Sheikh Mohammed Idris was shot once in the stomach by a drive-by hit squad in Kenya’s main coastal city, and he died shortly thereafter.
The sheik was famous throughout this trouble region of Africa for his moderate religious stance and his vehement opposition to jihadism.
Although the gunmen are not known it’s presumed that they killed for the ideological reasons that the sheik was so well known.
Not several hours later across the world in Las Vegas another two extremists shot and killed two policemen then a civilian before killing themselves.
The views of the Las Vegas killers were well known, and like the Mombasa murderers they killed for ideological reasons: that the establishment, the government and their agents, the police, were threatening their freedom.
It doesn’t matter that one set of killers might be more “crazy” than the others, which we don’t know, anyway. Nor does it matter that people like this are driven by injustice, perceived or real.
What matters is that the intensity of their beliefs is so strong that not even death deals compromise. Like soldiers of the oldest dogma, they will kill themselves for their beliefs and “innocent civilians” who happen to get in their way are fair game, too.
There is such certainty in their beliefs that they either get what they want or die trying.
This is terrorism. It’s the ultimate act of war, a sort of non sequitur … “Live Free or Die.”
There’s always been terrorism from the earliest times but it’s come to govern our lives today in ways much different from the past.
Societies are much more pervasive and powerful than in the past, so their opponents are more celebrated. A single act of terrorism is instantly known regardless that its actual impact on society is no greater than the murder of Marcus Aurelius.
And so societies feel more publicly aggrieved and become reactionary. A war of response and explanation is ignited between the adversaries as each sets up a battle to win. Winning is what it becomes all about: Assassinating the infidel and catching the murderer.
Terrorism becomes a process rather than a method.
In Kenya the extremely respected opposition political leader immediately announced he was attending the funeral today of Sheik Idris.

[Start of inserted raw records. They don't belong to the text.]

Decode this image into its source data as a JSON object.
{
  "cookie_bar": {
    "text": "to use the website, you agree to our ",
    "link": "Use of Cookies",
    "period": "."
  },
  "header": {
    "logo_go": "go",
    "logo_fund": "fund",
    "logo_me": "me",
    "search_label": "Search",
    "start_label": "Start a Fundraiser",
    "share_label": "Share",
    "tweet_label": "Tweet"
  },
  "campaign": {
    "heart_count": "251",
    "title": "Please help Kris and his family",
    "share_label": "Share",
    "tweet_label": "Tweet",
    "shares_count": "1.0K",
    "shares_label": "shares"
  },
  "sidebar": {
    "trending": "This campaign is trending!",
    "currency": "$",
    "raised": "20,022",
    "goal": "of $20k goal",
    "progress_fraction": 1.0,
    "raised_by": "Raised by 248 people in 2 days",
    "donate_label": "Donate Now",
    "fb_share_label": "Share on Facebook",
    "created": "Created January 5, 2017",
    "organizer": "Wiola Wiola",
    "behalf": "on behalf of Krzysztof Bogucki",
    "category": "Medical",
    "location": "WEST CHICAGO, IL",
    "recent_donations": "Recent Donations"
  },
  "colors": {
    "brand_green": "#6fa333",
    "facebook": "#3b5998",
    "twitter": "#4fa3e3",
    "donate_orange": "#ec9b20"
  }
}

Back in the U.S. Harry Reid, the senator representing Las Vegas, called for more gun restrictions. Reid had previously said the militia with which the Vegas shooters claimed affiliation were “domestic terrorists.”
Terrorism is not going to go away. It never has. But whether it’s Afghanistan or Mombasa or Las Vegas, managing it must become the priority, not the false hope of wiping it out.
“Ending the War on Terror” is absurd. A single disenfranchised soul in the society of heaven can create terrorism. There will always be terror. There always has been.
And that’s the first step in managing it better than we currently are.
We need to recognize that even if the terrorists are nothing more than crazy, they weren’t born that way. They become that way. And it’s the society that they fight that facilitated them to want to destroy it.
We need to take responsibility for this mess. It’s as much our fault as al-Shabaab or the Bundy militants that good people died, yesterday.
Bring those murderers back to their childhood. That’s likely when the mistakes were made. What could we, the society, have done back then to ensure they didn’t turn out to become the ruthless murderers they are.